"... if the rock is cold, it's easier to fracture," said Vance. "This allows for a huge amount of hydrogen to be produced by serpentinization that would balance the oxidants in a ratio comparable to that in Earth's oceans."
It certainly seems that Europa has the right ingredients for life, but if these geochemical processes are at play, the Jovian moon could be more ideal than we ever dreamed.

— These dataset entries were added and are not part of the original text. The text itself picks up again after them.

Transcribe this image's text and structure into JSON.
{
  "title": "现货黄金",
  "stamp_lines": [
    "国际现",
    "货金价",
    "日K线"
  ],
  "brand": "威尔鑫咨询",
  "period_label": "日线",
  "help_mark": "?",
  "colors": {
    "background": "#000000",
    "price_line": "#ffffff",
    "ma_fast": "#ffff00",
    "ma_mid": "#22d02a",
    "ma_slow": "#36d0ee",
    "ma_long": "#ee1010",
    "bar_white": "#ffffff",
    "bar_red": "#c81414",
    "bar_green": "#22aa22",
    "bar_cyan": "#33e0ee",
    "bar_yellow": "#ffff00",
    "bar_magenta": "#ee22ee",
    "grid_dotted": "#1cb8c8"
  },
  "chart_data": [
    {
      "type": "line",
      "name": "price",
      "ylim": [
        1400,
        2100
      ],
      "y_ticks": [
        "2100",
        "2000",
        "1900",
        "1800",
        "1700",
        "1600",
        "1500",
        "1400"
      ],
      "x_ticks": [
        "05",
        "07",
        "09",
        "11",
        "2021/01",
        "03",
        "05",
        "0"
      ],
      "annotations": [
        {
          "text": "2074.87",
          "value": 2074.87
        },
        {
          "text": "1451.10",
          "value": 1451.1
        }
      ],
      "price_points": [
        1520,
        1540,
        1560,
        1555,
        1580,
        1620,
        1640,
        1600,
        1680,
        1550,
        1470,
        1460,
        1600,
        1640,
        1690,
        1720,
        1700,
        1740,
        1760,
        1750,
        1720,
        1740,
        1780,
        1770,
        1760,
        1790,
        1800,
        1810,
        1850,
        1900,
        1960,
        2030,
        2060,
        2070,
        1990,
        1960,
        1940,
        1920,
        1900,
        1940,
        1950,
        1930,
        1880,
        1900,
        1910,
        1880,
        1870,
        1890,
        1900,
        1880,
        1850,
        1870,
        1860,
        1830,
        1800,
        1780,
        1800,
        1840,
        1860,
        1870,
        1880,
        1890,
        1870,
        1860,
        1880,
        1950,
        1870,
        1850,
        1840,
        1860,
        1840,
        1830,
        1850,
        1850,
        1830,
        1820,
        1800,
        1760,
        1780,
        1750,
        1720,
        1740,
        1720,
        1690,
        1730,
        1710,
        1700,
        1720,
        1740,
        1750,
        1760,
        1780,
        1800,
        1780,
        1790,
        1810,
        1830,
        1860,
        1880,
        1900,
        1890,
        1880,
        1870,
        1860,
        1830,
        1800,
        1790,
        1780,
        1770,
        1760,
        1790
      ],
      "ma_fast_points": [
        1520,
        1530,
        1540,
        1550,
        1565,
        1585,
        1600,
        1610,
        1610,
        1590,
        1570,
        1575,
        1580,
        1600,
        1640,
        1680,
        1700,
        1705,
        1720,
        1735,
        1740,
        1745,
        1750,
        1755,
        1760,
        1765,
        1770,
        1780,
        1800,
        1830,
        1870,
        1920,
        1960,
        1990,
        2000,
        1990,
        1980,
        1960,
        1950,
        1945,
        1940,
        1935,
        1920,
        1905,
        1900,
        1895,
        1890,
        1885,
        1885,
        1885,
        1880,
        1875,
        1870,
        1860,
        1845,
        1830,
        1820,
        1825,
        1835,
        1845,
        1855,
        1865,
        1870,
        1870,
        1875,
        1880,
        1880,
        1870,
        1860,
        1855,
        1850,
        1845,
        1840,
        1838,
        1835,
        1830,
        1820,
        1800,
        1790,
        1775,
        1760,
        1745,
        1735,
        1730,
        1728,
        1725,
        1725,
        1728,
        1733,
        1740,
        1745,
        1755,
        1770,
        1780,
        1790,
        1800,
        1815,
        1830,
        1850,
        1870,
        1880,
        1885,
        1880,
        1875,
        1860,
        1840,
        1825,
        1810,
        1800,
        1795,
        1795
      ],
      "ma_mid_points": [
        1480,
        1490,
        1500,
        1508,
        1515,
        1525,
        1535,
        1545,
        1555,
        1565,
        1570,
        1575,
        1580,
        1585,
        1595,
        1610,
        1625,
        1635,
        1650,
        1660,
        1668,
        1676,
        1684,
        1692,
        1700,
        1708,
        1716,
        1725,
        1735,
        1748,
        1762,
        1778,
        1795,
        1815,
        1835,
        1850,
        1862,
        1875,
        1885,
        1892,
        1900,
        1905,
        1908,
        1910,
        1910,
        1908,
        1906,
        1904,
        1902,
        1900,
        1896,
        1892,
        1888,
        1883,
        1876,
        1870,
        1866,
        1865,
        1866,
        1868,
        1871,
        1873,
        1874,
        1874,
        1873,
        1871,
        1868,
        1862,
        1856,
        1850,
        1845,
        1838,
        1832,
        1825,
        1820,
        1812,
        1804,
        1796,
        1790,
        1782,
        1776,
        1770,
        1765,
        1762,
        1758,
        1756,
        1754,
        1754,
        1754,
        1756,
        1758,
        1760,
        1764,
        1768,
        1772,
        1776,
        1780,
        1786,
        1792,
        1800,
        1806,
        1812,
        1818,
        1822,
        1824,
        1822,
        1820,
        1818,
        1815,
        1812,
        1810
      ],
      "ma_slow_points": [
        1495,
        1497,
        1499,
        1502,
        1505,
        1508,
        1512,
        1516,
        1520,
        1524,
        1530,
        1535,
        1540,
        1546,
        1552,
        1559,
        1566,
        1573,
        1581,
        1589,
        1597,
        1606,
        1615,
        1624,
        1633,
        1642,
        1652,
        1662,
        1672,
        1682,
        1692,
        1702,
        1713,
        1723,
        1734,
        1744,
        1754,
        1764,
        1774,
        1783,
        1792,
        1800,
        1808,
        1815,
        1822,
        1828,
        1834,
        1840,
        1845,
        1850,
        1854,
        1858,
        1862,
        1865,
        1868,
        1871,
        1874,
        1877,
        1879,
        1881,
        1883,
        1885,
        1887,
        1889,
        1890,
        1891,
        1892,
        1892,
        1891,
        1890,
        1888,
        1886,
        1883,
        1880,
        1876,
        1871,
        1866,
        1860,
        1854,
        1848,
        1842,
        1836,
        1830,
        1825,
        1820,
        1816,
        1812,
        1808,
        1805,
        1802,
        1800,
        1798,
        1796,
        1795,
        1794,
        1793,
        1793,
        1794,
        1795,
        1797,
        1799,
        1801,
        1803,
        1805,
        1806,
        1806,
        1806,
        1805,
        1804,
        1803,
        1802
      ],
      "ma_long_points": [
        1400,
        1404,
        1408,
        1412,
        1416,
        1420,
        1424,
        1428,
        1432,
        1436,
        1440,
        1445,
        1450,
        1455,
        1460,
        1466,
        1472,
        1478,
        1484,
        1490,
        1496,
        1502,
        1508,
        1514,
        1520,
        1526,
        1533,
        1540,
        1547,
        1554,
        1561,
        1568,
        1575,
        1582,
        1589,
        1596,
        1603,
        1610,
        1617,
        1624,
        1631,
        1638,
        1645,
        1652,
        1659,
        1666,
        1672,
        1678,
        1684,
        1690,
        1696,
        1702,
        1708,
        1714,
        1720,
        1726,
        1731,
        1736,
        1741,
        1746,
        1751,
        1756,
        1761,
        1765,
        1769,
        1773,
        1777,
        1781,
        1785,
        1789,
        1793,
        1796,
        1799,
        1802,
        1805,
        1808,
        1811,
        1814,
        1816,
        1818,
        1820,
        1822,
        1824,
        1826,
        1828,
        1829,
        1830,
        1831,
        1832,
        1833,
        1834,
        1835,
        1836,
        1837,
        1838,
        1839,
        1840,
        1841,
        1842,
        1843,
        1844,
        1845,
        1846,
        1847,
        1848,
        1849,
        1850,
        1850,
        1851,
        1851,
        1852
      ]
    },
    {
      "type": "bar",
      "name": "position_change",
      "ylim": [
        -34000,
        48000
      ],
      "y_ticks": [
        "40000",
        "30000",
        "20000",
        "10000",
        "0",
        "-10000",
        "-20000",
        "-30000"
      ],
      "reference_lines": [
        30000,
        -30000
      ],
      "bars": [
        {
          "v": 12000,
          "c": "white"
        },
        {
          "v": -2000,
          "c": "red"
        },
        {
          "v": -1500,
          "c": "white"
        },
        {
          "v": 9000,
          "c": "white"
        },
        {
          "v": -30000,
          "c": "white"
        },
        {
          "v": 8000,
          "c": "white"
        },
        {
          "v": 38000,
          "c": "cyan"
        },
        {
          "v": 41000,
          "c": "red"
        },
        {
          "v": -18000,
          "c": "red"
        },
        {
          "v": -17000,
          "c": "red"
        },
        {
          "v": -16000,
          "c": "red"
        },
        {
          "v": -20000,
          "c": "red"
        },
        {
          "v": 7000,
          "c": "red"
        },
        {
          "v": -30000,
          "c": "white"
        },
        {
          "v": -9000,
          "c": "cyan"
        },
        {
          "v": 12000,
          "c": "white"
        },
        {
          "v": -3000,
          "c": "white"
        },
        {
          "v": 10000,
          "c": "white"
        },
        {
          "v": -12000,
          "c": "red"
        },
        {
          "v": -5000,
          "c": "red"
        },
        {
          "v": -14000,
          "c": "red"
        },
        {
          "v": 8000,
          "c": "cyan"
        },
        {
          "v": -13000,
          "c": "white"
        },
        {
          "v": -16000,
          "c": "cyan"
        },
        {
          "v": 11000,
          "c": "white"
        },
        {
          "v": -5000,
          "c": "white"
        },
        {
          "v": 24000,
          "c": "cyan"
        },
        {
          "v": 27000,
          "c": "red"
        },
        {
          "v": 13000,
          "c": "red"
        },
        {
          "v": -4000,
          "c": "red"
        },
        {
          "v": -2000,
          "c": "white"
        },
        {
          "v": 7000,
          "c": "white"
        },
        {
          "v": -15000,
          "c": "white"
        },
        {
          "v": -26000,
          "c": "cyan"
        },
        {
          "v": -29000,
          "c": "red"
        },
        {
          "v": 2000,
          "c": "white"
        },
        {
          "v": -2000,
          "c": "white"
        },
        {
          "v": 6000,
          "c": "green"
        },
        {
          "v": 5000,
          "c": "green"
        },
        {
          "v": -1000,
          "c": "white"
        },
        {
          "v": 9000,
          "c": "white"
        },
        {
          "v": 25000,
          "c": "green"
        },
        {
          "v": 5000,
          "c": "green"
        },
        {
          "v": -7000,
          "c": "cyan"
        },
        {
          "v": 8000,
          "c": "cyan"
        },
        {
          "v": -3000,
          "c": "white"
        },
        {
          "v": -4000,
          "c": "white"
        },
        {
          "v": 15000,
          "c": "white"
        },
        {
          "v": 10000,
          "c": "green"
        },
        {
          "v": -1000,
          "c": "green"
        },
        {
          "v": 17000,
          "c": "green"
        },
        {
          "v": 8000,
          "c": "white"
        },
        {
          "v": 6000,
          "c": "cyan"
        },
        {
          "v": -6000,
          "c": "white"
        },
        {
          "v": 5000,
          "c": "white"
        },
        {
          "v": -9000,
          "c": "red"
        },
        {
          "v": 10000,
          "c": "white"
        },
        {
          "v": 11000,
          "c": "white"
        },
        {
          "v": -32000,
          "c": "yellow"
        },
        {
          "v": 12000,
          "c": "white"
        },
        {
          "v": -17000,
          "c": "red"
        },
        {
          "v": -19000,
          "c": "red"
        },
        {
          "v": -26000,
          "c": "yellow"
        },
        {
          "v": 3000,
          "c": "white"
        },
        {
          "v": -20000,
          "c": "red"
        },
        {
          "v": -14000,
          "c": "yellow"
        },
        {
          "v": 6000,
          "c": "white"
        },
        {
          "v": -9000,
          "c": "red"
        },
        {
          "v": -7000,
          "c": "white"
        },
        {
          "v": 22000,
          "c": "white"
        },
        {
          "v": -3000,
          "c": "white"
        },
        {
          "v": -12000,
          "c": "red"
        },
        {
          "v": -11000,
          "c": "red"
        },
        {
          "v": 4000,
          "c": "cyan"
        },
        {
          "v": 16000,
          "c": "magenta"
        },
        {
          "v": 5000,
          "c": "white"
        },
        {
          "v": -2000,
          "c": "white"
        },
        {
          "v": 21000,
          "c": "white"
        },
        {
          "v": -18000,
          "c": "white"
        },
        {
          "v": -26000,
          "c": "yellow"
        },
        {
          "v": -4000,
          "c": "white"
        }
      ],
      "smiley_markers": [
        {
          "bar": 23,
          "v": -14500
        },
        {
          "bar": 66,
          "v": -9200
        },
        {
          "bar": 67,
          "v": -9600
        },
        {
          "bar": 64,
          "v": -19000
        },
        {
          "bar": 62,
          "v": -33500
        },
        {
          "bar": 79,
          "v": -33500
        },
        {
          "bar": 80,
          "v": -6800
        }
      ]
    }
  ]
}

These are incredible questions we're asking of Europa, but as we realize there's even more subsurface oceans inside other moons, it begs the question: How many more have just the right chemistry for life (at least "life as we know it")? Life's potential suddenly becomes boundless throughout our solar system and beyond.